What this task involves => When a line in the entries below contains the word "JSON", copy that line.

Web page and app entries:
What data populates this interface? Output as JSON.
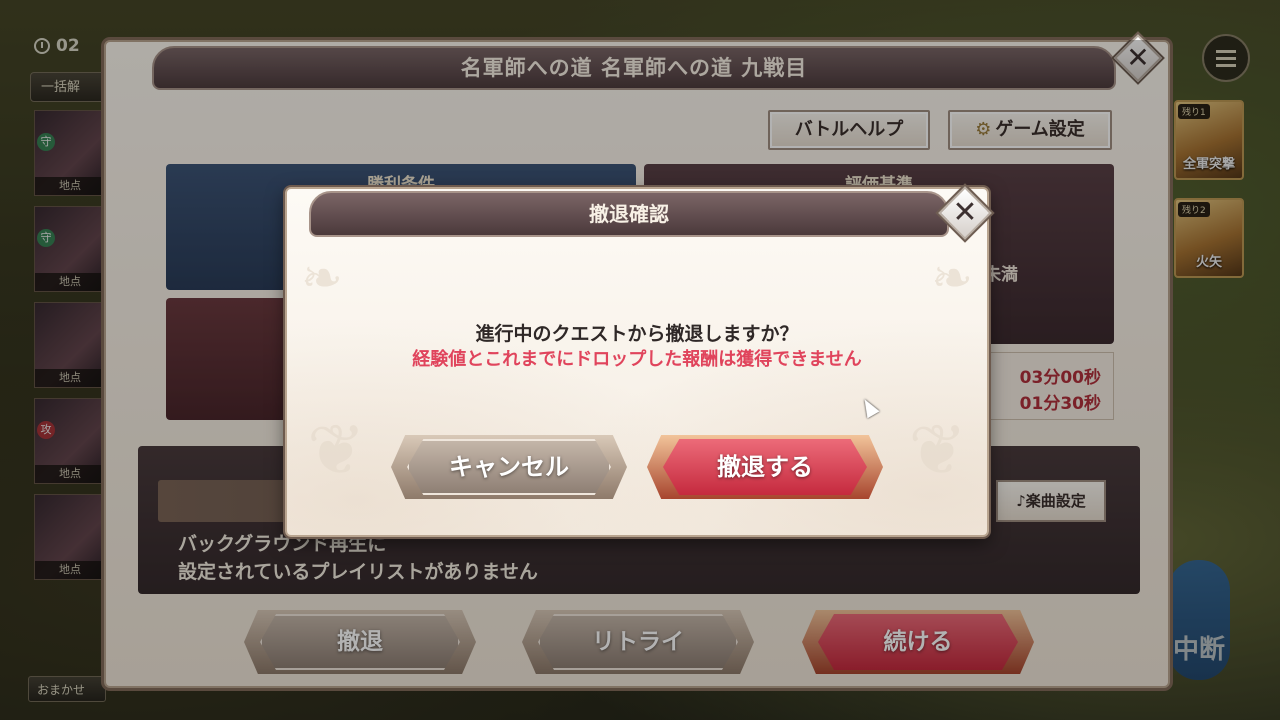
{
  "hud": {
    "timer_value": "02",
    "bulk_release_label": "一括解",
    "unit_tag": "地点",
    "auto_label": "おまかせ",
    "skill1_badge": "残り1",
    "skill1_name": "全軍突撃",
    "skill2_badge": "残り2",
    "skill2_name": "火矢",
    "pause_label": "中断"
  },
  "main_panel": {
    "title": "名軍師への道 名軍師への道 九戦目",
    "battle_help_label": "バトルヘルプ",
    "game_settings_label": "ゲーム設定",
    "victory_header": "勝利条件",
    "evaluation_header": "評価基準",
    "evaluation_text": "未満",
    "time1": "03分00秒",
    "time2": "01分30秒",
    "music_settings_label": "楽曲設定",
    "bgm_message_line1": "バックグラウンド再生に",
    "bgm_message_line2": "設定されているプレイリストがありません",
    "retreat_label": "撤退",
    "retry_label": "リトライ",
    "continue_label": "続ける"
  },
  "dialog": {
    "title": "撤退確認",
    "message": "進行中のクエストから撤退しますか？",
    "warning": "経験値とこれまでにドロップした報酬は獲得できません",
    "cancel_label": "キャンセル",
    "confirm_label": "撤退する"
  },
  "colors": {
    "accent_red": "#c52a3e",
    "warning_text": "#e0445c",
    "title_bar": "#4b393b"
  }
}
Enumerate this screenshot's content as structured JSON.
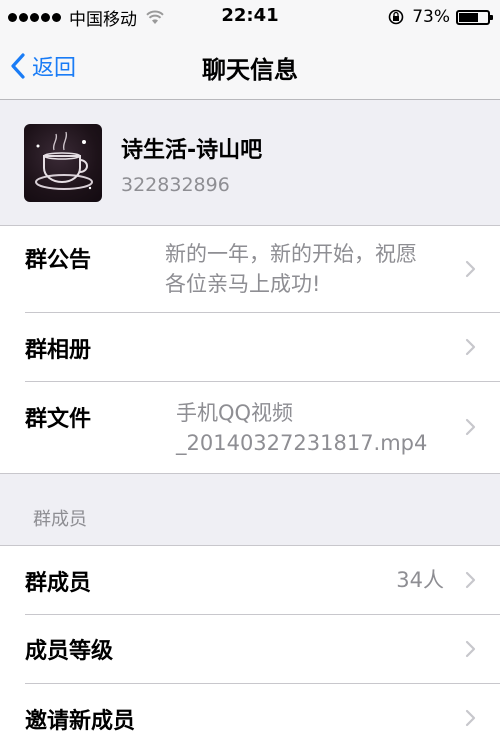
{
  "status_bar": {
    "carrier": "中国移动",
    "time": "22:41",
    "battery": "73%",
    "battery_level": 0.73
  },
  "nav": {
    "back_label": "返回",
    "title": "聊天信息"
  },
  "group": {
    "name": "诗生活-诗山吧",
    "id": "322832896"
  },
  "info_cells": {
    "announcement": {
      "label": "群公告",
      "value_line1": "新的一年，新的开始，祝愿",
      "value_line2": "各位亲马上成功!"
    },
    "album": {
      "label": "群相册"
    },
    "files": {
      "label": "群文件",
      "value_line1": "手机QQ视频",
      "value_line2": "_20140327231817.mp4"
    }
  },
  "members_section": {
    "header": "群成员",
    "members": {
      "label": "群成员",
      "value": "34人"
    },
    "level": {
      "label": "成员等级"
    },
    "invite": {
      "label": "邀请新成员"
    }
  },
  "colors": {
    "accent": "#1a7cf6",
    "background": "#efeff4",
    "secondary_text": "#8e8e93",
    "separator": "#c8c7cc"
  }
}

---

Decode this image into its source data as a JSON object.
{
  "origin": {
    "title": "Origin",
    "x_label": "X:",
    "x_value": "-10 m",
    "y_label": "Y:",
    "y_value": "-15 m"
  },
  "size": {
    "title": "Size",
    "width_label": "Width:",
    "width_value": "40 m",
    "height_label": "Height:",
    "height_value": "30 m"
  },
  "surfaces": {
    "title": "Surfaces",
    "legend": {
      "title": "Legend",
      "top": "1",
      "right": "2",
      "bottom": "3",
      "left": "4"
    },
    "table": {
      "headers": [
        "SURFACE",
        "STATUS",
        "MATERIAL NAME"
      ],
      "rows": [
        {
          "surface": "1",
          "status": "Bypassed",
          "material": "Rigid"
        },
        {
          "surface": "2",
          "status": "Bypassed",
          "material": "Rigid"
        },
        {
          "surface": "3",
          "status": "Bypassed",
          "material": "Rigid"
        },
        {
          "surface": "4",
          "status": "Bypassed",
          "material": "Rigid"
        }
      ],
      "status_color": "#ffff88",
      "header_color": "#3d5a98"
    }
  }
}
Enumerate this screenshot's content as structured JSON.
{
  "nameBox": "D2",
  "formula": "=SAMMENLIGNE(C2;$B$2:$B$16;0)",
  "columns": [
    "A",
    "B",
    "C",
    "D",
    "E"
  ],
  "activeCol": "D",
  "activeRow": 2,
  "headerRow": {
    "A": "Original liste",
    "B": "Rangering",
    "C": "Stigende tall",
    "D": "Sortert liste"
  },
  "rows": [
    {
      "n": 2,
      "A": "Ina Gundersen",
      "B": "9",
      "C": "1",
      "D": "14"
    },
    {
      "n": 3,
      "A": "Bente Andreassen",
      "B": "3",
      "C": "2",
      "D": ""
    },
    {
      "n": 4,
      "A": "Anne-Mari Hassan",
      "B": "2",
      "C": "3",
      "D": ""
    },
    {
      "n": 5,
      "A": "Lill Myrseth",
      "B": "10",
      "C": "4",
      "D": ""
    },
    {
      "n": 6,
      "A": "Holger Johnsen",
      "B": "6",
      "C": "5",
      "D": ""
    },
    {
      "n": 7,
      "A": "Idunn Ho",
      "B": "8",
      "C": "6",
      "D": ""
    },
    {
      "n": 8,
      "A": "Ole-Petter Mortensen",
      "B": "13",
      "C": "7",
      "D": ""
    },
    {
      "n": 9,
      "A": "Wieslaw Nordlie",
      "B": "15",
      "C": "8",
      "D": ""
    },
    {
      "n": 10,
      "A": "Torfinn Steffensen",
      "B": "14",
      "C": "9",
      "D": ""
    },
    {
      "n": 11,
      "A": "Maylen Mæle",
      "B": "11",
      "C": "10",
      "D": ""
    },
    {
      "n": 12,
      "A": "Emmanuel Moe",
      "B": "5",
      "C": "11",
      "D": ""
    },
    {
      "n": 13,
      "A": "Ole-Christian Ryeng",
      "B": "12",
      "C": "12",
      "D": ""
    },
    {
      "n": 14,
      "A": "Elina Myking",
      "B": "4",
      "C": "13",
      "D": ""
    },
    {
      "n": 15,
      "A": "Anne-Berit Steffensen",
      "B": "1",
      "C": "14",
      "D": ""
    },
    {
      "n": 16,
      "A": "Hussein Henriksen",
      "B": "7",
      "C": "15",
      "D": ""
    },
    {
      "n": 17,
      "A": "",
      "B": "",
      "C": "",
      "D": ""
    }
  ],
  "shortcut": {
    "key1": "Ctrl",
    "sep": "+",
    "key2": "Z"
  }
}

Task result =>
What data populates this interface? Output as JSON.
Enumerate this screenshot's content as structured JSON.
Decode this image into its source data as a JSON object.
Enumerate this screenshot's content as structured JSON.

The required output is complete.